New orders for manufactured durable goods -- such products as autos, airplanes and appliances -- rose six-tenths of a percentage point in December 2004 to $200.3 billion, the U.S. Commerce Department reported on Jan. 27. That's just one-third of November's 1.8% increase and just under economists' expectations for a seven-tenths percentage point increase in December.

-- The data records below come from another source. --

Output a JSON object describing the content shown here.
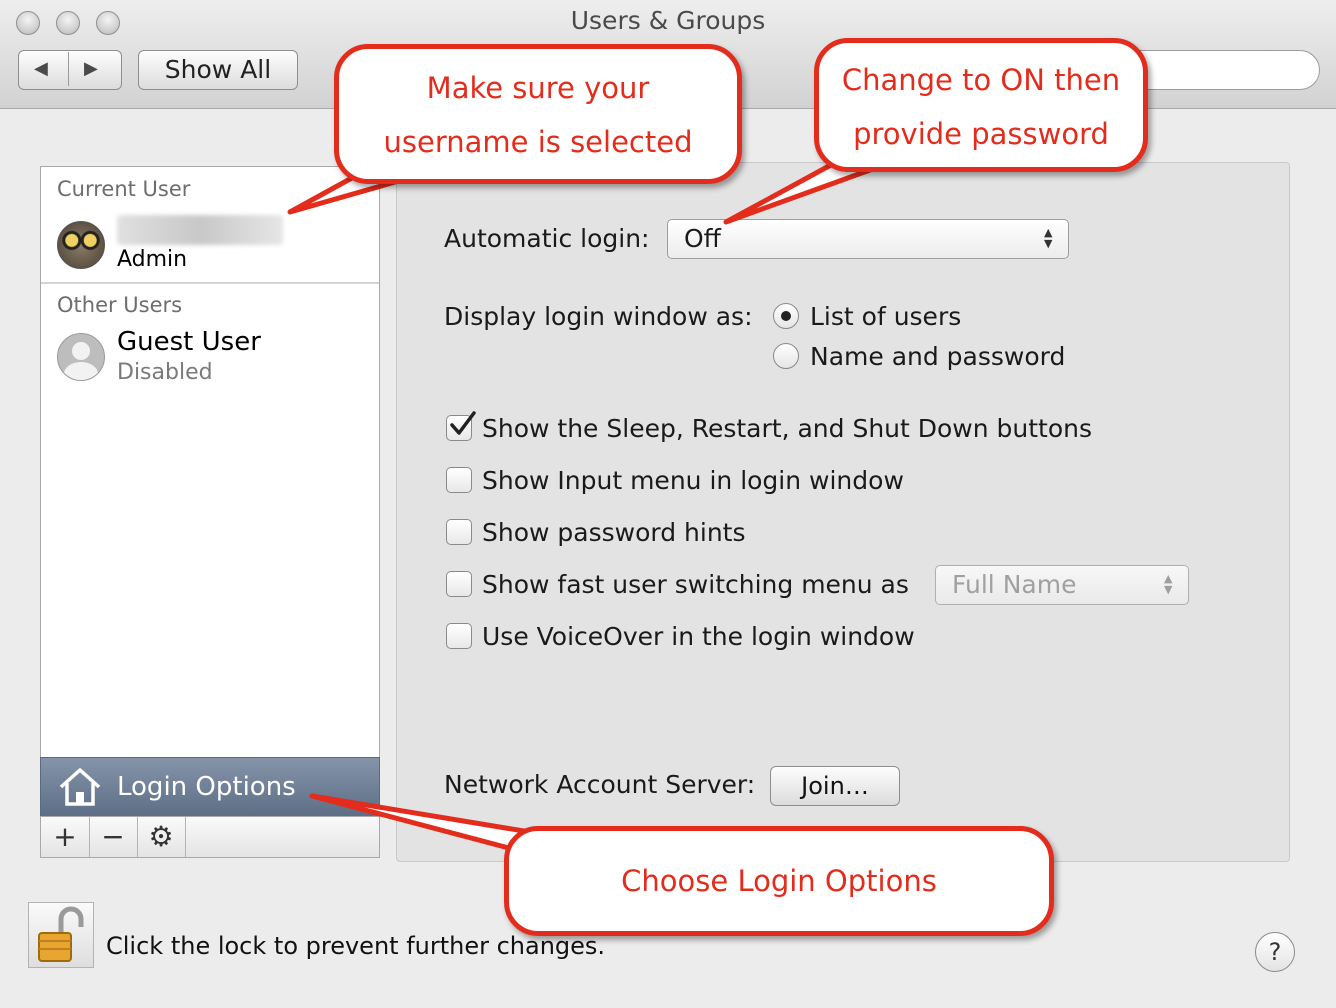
{
  "window": {
    "title": "Users & Groups"
  },
  "toolbar": {
    "back_label": "◀",
    "forward_label": "▶",
    "show_all_label": "Show All",
    "search_placeholder": ""
  },
  "sidebar": {
    "current_user_header": "Current User",
    "current_user": {
      "role": "Admin"
    },
    "other_users_header": "Other Users",
    "guest": {
      "name": "Guest User",
      "status": "Disabled"
    },
    "login_options_label": "Login Options",
    "add_label": "+",
    "remove_label": "−",
    "gear_label": "⚙"
  },
  "main": {
    "automatic_login_label": "Automatic login:",
    "automatic_login_value": "Off",
    "display_login_label": "Display login window as:",
    "radio_options": [
      {
        "label": "List of users",
        "selected": true
      },
      {
        "label": "Name and password",
        "selected": false
      }
    ],
    "checkboxes": [
      {
        "label": "Show the Sleep, Restart, and Shut Down buttons",
        "checked": true
      },
      {
        "label": "Show Input menu in login window",
        "checked": false
      },
      {
        "label": "Show password hints",
        "checked": false
      },
      {
        "label": "Show fast user switching menu as",
        "checked": false
      },
      {
        "label": "Use VoiceOver in the login window",
        "checked": false
      }
    ],
    "fast_switching_value": "Full Name",
    "network_server_label": "Network Account Server:",
    "join_label": "Join…"
  },
  "footer": {
    "lock_text": "Click the lock to prevent further changes.",
    "help_label": "?"
  },
  "callouts": {
    "username": [
      "Make sure your",
      "username is selected"
    ],
    "password": [
      "Change to ON then",
      "provide password"
    ],
    "login_options": "Choose Login Options"
  },
  "colors": {
    "callout": "#e32c1c",
    "selection": "#6b7b93"
  }
}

Nevertheless, David Huether, chief economist at the Washington, D.C.-based National Association of Manufacturers, took heart in December's orders, which posted a 2.1% increase when transportation goods, mainly airplanes and autos, were excluded from the total. "The increase in new orders last month was diffuse, ranging from primary metals to machinery and computers to motor vehicles," says Huether. "Taken together, these reports are an encouraging sign that the manufacturing recovery entering 2005 is broad-based."